§ Required action: Give back each record precisely, pictures excluded.

== The data

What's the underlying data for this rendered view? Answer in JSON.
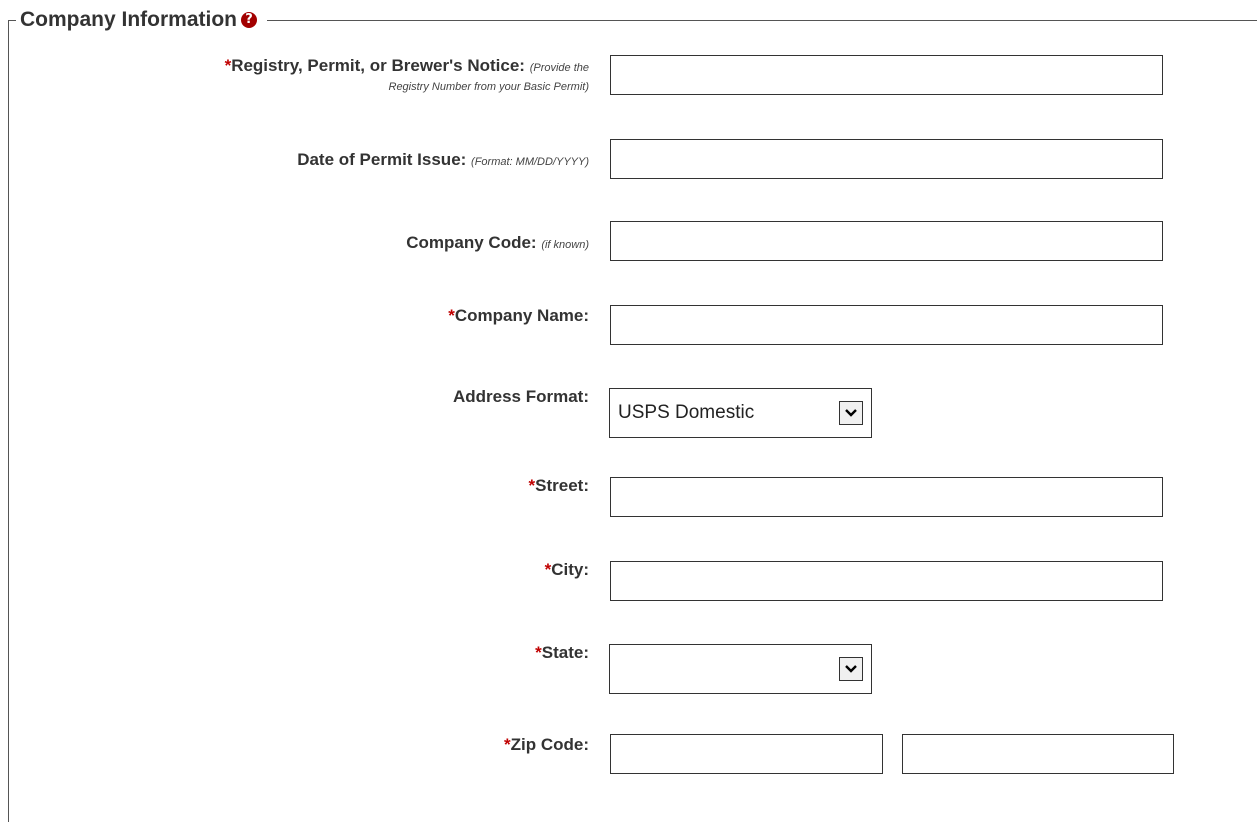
{
  "section": {
    "title": "Company Information",
    "help_glyph": "?"
  },
  "fields": {
    "registry": {
      "required_mark": "*",
      "label": "Registry, Permit, or Brewer's Notice:",
      "hint_line1": "(Provide the",
      "hint_line2": "Registry Number from your Basic Permit)",
      "value": ""
    },
    "permit_date": {
      "label": "Date of Permit Issue:",
      "hint": "(Format: MM/DD/YYYY)",
      "value": ""
    },
    "company_code": {
      "label": "Company Code:",
      "hint": "(if known)",
      "value": ""
    },
    "company_name": {
      "required_mark": "*",
      "label": "Company Name:",
      "value": ""
    },
    "address_format": {
      "label": "Address Format:",
      "selected": "USPS Domestic"
    },
    "street": {
      "required_mark": "*",
      "label": "Street:",
      "value": ""
    },
    "city": {
      "required_mark": "*",
      "label": "City:",
      "value": ""
    },
    "state": {
      "required_mark": "*",
      "label": "State:",
      "selected": ""
    },
    "zip": {
      "required_mark": "*",
      "label": "Zip Code:",
      "value": "",
      "extension_value": ""
    }
  },
  "icons": {
    "help": "help-icon",
    "dropdown": "chevron-down-icon"
  },
  "colors": {
    "required": "#c00000",
    "help_icon": "#a30000",
    "label_text": "#333333",
    "border": "#333333"
  }
}
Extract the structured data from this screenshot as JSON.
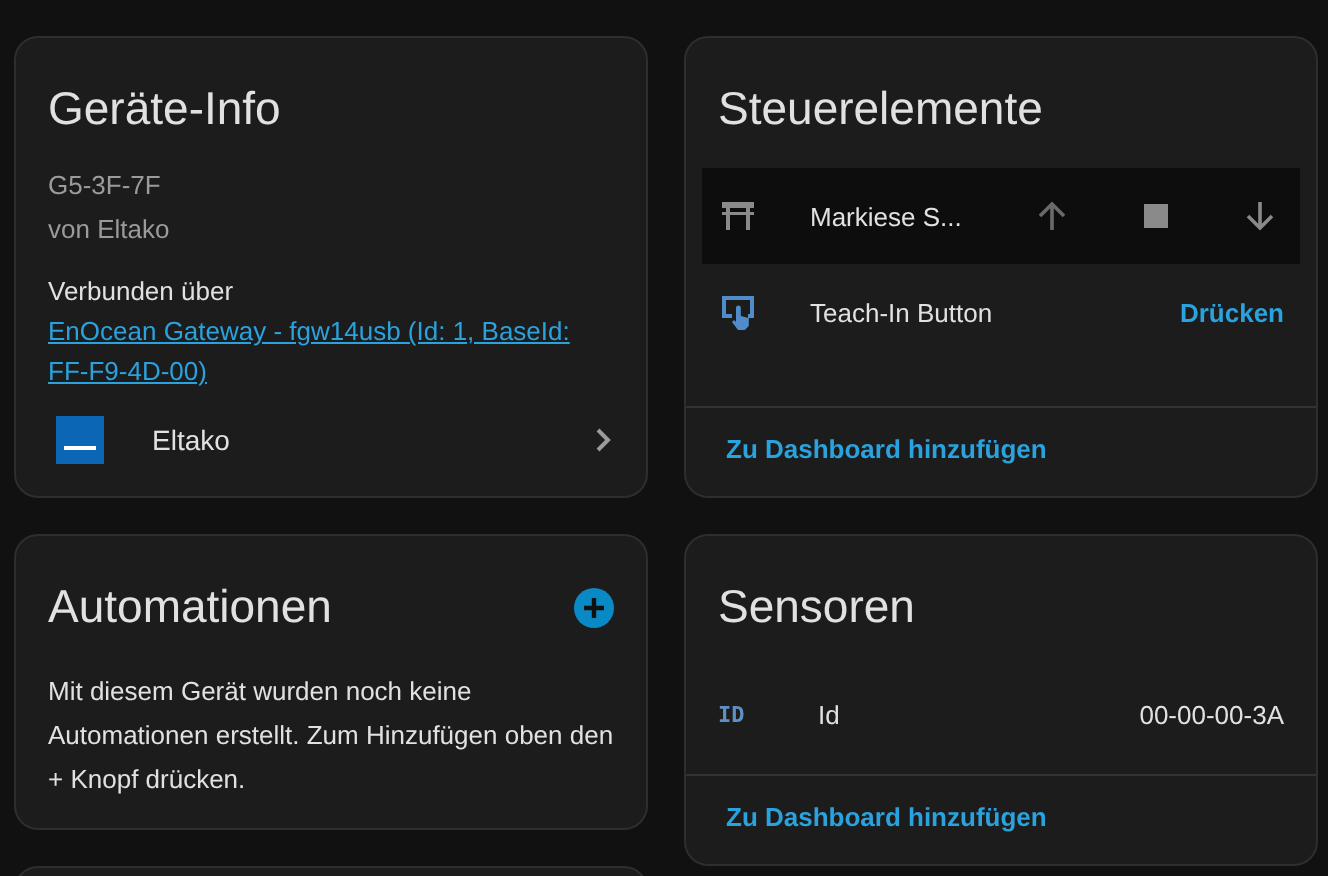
{
  "device_info": {
    "title": "Geräte-Info",
    "model": "G5-3F-7F",
    "manufacturer": "von Eltako",
    "connected_label": "Verbunden über",
    "connected_link": "EnOcean Gateway - fgw14usb (Id: 1, BaseId: FF-F9-4D-00)",
    "integration": "Eltako"
  },
  "automations": {
    "title": "Automationen",
    "text": "Mit diesem Gerät wurden noch keine Automationen erstellt. Zum Hinzufügen oben den + Knopf drücken."
  },
  "controls": {
    "title": "Steuerelemente",
    "entities": [
      {
        "kind": "cover",
        "name": "Markiese S...",
        "highlighted": true
      },
      {
        "kind": "button",
        "name": "Teach-In Button",
        "highlighted": false,
        "action": "Drücken"
      }
    ],
    "footer_link": "Zu Dashboard hinzufügen"
  },
  "sensors": {
    "title": "Sensoren",
    "entities": [
      {
        "icon_text": "ID",
        "name": "Id",
        "value": "00-00-00-3A"
      }
    ],
    "footer_link": "Zu Dashboard hinzufügen"
  }
}
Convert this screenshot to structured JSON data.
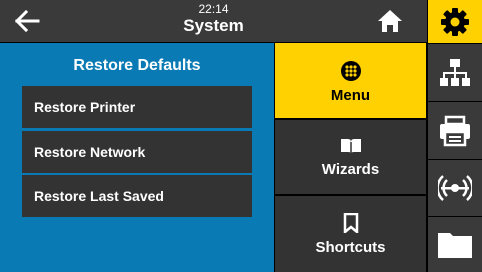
{
  "header": {
    "time": "22:14",
    "title": "System"
  },
  "panel": {
    "title": "Restore Defaults",
    "items": [
      {
        "label": "Restore Printer"
      },
      {
        "label": "Restore Network"
      },
      {
        "label": "Restore Last Saved"
      }
    ]
  },
  "nav": {
    "menu": {
      "label": "Menu",
      "icon": "menu-grid-icon"
    },
    "wizards": {
      "label": "Wizards",
      "icon": "book-icon"
    },
    "shortcuts": {
      "label": "Shortcuts",
      "icon": "bookmark-icon"
    }
  },
  "sidebar": {
    "items": [
      {
        "icon": "gear-icon",
        "active": true
      },
      {
        "icon": "network-icon"
      },
      {
        "icon": "printer-icon"
      },
      {
        "icon": "rfid-icon"
      },
      {
        "icon": "folder-icon"
      }
    ]
  },
  "colors": {
    "accent": "#ffd100",
    "panel": "#0a7ab5",
    "button": "#333333",
    "header": "#3a3a3a"
  }
}
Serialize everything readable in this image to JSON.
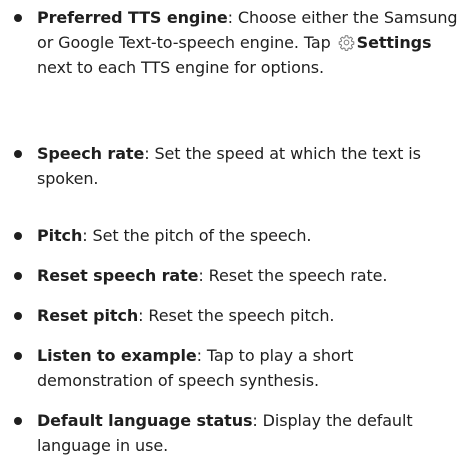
{
  "items": [
    {
      "term": "Preferred TTS engine",
      "desc_before_icon": ": Choose either the Samsung or Google Text-to-speech engine. Tap ",
      "icon": "gear-icon",
      "icon_label": "Settings",
      "desc_after_icon": " next to each TTS engine for options."
    },
    {
      "term": "Speech rate",
      "desc": ": Set the speed at which the text is spoken."
    },
    {
      "term": "Pitch",
      "desc": ": Set the pitch of the speech."
    },
    {
      "term": "Reset speech rate",
      "desc": ": Reset the speech rate."
    },
    {
      "term": "Reset pitch",
      "desc": ": Reset the speech pitch."
    },
    {
      "term": "Listen to example",
      "desc": ": Tap to play a short demonstration of speech synthesis."
    },
    {
      "term": "Default language status",
      "desc": ": Display the default language in use."
    }
  ]
}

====

§ Finished task:
What's the underlying data for this rendered view? Answer in JSON.
{
  "section": {
    "title": "Company Information",
    "help_glyph": "?"
  },
  "fields": {
    "registry": {
      "required_mark": "*",
      "label": "Registry, Permit, or Brewer's Notice:",
      "hint_line1": "(Provide the",
      "hint_line2": "Registry Number from your Basic Permit)",
      "value": ""
    },
    "permit_date": {
      "label": "Date of Permit Issue:",
      "hint": "(Format: MM/DD/YYYY)",
      "value": ""
    },
    "company_code": {
      "label": "Company Code:",
      "hint": "(if known)",
      "value": ""
    },
    "company_name": {
      "required_mark": "*",
      "label": "Company Name:",
      "value": ""
    },
    "address_format": {
      "label": "Address Format:",
      "selected": "USPS Domestic"
    },
    "street": {
      "required_mark": "*",
      "label": "Street:",
      "value": ""
    },
    "city": {
      "required_mark": "*",
      "label": "City:",
      "value": ""
    },
    "state": {
      "required_mark": "*",
      "label": "State:",
      "selected": ""
    },
    "zip": {
      "required_mark": "*",
      "label": "Zip Code:",
      "value": "",
      "extension_value": ""
    }
  },
  "icons": {
    "help": "help-icon",
    "dropdown": "chevron-down-icon"
  },
  "colors": {
    "required": "#c00000",
    "help_icon": "#a30000",
    "label_text": "#333333",
    "border": "#333333"
  }
}
Extract the structured data from this screenshot as JSON.
{
  "device_info": {
    "title": "Geräte-Info",
    "model": "G5-3F-7F",
    "manufacturer": "von Eltako",
    "connected_label": "Verbunden über",
    "connected_link": "EnOcean Gateway - fgw14usb (Id: 1, BaseId: FF-F9-4D-00)",
    "integration": "Eltako"
  },
  "automations": {
    "title": "Automationen",
    "text": "Mit diesem Gerät wurden noch keine Automationen erstellt. Zum Hinzufügen oben den + Knopf drücken."
  },
  "controls": {
    "title": "Steuerelemente",
    "entities": [
      {
        "kind": "cover",
        "name": "Markiese S...",
        "highlighted": true
      },
      {
        "kind": "button",
        "name": "Teach-In Button",
        "highlighted": false,
        "action": "Drücken"
      }
    ],
    "footer_link": "Zu Dashboard hinzufügen"
  },
  "sensors": {
    "title": "Sensoren",
    "entities": [
      {
        "icon_text": "ID",
        "name": "Id",
        "value": "00-00-00-3A"
      }
    ],
    "footer_link": "Zu Dashboard hinzufügen"
  }
}
Convert this screenshot to structured JSON data.
{
  "header": {
    "time": "22:14",
    "title": "System"
  },
  "panel": {
    "title": "Restore Defaults",
    "items": [
      {
        "label": "Restore Printer"
      },
      {
        "label": "Restore Network"
      },
      {
        "label": "Restore Last Saved"
      }
    ]
  },
  "nav": {
    "menu": {
      "label": "Menu",
      "icon": "menu-grid-icon"
    },
    "wizards": {
      "label": "Wizards",
      "icon": "book-icon"
    },
    "shortcuts": {
      "label": "Shortcuts",
      "icon": "bookmark-icon"
    }
  },
  "sidebar": {
    "items": [
      {
        "icon": "gear-icon",
        "active": true
      },
      {
        "icon": "network-icon"
      },
      {
        "icon": "printer-icon"
      },
      {
        "icon": "rfid-icon"
      },
      {
        "icon": "folder-icon"
      }
    ]
  },
  "colors": {
    "accent": "#ffd100",
    "panel": "#0a7ab5",
    "button": "#333333",
    "header": "#3a3a3a"
  }
}
Serialize everything readable in this image to JSON.
{
  "items": [
    {
      "term": "Preferred TTS engine",
      "desc_before_icon": ": Choose either the Samsung or Google Text-to-speech engine. Tap ",
      "icon": "gear-icon",
      "icon_label": "Settings",
      "desc_after_icon": " next to each TTS engine for options."
    },
    {
      "term": "Speech rate",
      "desc": ": Set the speed at which the text is spoken."
    },
    {
      "term": "Pitch",
      "desc": ": Set the pitch of the speech."
    },
    {
      "term": "Reset speech rate",
      "desc": ": Reset the speech rate."
    },
    {
      "term": "Reset pitch",
      "desc": ": Reset the speech pitch."
    },
    {
      "term": "Listen to example",
      "desc": ": Tap to play a short demonstration of speech synthesis."
    },
    {
      "term": "Default language status",
      "desc": ": Display the default language in use."
    }
  ]
}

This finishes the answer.